## ABOUT THIS TASK
Going line by line through the material below, tally those that contain the word "here" and give the count by itself.

## EXTRACTED DATA
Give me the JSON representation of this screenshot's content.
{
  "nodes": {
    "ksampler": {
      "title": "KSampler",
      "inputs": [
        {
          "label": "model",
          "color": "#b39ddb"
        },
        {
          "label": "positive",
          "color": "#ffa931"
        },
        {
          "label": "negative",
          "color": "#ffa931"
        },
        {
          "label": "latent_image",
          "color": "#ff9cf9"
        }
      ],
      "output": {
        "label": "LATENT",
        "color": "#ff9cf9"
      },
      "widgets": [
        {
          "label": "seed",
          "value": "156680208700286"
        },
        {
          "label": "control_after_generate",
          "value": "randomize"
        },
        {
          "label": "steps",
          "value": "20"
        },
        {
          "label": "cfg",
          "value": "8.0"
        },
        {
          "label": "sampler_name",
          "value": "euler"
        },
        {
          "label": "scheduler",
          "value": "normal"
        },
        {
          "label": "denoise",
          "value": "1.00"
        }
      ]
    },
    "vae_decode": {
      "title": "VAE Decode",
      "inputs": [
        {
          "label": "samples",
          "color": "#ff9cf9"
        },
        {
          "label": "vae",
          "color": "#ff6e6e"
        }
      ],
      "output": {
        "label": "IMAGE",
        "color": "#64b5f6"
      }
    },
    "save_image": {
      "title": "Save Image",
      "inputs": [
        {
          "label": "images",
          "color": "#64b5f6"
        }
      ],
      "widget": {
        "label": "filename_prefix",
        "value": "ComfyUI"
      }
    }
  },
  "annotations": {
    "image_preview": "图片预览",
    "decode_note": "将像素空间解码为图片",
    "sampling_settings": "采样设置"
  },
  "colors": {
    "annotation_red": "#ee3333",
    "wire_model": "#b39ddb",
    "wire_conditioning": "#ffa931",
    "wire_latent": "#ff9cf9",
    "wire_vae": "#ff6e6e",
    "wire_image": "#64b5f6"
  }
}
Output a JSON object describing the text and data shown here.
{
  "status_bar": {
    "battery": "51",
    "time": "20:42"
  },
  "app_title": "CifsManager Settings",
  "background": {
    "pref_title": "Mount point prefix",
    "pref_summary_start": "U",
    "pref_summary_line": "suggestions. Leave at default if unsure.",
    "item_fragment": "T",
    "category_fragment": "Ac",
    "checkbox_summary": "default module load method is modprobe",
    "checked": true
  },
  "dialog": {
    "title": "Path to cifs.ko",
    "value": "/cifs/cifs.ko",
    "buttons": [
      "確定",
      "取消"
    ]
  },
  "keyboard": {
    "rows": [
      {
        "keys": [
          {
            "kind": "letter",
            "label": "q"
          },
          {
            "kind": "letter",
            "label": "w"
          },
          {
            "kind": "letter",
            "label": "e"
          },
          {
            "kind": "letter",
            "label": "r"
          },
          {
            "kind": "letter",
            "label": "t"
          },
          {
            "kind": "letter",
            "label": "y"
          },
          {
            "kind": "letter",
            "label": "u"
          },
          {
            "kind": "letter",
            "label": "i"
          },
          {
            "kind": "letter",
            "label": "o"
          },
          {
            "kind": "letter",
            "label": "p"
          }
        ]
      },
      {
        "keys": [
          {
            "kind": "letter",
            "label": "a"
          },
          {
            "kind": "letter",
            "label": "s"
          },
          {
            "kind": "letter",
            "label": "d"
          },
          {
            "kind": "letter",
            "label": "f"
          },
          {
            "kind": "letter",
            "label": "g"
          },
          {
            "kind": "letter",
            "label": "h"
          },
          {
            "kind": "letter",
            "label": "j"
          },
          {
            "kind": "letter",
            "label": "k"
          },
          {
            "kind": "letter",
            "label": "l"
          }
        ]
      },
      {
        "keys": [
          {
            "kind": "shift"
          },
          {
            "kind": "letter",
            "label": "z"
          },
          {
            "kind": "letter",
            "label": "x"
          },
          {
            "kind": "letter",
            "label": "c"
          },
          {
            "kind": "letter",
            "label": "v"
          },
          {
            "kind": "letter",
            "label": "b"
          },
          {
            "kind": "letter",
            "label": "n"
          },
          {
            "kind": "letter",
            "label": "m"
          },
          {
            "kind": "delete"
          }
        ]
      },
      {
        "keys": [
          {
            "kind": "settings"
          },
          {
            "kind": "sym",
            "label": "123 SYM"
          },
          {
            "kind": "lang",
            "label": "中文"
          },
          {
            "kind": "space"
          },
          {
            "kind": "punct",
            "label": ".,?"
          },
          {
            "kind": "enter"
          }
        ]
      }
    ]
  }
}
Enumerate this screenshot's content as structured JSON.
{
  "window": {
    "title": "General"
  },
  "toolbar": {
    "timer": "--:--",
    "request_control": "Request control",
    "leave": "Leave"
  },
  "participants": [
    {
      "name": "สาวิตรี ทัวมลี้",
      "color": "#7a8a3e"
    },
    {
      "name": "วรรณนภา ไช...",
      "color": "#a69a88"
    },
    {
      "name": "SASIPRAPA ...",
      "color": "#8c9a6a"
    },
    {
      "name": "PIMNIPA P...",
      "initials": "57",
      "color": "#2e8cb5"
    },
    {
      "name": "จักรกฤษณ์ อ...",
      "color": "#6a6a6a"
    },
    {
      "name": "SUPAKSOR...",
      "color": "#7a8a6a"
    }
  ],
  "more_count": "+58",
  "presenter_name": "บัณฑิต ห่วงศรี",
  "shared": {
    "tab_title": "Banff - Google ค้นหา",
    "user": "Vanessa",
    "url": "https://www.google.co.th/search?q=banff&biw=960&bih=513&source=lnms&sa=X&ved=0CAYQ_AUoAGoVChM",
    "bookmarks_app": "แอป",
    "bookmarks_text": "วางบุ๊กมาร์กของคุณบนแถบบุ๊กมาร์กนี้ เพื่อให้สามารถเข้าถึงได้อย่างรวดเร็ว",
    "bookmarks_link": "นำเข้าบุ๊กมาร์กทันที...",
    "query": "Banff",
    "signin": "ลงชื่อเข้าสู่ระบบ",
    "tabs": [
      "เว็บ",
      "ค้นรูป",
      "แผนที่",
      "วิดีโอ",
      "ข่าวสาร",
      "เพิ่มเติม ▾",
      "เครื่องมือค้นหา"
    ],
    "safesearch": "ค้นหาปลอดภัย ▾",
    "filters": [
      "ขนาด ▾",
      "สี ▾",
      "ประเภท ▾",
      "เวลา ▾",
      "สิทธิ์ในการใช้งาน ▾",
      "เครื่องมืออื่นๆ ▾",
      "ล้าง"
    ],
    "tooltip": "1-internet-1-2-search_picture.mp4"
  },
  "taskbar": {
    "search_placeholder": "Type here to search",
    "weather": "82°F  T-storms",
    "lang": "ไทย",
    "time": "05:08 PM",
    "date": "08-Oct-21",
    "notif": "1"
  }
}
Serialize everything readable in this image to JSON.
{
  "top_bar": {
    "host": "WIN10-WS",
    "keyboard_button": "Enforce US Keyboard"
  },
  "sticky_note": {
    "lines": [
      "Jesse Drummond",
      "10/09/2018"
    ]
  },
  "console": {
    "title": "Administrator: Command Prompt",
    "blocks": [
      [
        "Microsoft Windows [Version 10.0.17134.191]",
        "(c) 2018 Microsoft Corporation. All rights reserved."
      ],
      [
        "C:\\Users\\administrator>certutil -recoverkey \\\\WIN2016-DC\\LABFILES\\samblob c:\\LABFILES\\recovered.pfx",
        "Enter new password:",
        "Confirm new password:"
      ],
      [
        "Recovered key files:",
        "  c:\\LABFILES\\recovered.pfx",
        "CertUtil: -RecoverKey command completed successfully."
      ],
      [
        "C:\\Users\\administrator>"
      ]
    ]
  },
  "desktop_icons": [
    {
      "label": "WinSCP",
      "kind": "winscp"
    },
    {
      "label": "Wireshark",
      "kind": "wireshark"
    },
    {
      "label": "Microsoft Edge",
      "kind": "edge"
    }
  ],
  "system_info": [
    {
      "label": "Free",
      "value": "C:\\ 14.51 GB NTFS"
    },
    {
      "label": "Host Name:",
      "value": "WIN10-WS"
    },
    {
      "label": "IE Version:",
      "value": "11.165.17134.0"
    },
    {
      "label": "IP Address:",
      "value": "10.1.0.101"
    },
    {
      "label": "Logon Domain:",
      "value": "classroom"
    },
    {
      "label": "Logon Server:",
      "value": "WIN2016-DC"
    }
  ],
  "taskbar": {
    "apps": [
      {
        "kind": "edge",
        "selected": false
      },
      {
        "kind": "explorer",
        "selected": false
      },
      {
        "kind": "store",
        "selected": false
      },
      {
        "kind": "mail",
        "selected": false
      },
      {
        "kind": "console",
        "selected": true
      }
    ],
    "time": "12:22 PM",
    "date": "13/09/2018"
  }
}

## YOUR SOLUTION
2